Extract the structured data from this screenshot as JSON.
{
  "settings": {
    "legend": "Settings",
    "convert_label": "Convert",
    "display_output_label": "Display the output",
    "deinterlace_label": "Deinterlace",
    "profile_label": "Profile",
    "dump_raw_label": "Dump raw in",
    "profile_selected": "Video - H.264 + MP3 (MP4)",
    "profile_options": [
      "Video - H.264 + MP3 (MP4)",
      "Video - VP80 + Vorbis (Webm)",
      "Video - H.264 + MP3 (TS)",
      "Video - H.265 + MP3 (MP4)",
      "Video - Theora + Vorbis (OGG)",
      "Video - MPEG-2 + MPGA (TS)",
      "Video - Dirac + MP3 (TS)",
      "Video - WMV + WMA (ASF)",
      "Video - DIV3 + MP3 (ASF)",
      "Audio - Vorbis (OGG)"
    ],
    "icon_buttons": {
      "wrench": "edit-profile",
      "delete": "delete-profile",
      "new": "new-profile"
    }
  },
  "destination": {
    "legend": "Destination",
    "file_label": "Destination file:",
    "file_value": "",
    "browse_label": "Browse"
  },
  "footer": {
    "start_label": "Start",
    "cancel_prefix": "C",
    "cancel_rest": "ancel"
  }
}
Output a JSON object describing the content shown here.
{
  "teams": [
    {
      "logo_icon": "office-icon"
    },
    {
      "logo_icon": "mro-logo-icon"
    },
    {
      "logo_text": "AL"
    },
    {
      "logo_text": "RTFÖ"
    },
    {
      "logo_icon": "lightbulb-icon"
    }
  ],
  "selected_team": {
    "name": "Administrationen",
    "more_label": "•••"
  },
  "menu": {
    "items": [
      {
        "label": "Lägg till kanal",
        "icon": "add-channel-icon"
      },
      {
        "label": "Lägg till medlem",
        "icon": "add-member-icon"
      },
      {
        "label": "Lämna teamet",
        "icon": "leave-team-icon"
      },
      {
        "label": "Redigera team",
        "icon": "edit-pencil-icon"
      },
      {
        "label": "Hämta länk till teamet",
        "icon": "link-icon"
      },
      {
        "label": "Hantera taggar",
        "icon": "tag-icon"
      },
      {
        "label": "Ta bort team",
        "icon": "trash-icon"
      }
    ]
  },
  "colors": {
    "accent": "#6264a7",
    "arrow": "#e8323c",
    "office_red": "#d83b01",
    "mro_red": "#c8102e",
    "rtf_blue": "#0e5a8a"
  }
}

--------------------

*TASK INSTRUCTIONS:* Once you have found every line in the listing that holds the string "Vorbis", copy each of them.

*TASK ANSWER:*
      "Video - VP80 + Vorbis (Webm)",
      "Video - Theora + Vorbis (OGG)",
      "Audio - Vorbis (OGG)"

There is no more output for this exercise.